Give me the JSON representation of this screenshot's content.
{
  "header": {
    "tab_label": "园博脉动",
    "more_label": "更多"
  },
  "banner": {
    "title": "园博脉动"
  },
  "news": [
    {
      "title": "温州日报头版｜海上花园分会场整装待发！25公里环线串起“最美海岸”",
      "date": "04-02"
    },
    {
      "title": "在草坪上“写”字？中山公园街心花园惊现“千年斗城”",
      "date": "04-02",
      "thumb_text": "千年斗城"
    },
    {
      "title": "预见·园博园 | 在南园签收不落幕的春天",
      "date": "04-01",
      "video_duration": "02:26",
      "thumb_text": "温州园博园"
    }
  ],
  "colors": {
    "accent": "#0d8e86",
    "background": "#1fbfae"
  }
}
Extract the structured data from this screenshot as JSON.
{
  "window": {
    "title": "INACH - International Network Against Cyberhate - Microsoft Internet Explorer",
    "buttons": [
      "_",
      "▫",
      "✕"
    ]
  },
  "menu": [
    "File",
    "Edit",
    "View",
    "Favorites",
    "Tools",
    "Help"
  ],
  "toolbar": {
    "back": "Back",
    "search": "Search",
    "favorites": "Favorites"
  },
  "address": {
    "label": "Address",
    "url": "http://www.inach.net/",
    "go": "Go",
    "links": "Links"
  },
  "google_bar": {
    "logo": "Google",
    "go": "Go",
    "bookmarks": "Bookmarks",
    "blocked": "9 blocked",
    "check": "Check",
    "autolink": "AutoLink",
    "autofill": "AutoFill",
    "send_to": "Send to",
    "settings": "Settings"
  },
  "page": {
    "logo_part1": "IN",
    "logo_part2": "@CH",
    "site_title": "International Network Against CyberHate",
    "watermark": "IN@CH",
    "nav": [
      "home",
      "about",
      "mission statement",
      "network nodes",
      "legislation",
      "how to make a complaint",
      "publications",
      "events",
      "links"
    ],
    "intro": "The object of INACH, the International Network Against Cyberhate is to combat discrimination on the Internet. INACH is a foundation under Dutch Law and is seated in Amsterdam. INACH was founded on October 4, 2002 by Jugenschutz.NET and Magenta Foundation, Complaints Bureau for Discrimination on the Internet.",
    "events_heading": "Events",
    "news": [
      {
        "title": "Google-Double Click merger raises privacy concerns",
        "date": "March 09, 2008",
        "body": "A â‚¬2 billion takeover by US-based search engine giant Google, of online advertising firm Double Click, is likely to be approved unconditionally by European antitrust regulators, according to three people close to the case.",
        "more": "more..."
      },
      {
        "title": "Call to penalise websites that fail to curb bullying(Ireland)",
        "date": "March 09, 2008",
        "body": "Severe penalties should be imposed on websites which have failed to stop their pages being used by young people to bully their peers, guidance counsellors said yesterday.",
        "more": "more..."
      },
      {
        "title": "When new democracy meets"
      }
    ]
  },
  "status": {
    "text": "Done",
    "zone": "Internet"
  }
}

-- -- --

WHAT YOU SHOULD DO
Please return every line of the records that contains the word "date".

ANSWER SPACE
      "date": "04-02"
      "date": "04-02",
      "date": "04-01",
        "date": "March 09, 2008",
        "date": "March 09, 2008",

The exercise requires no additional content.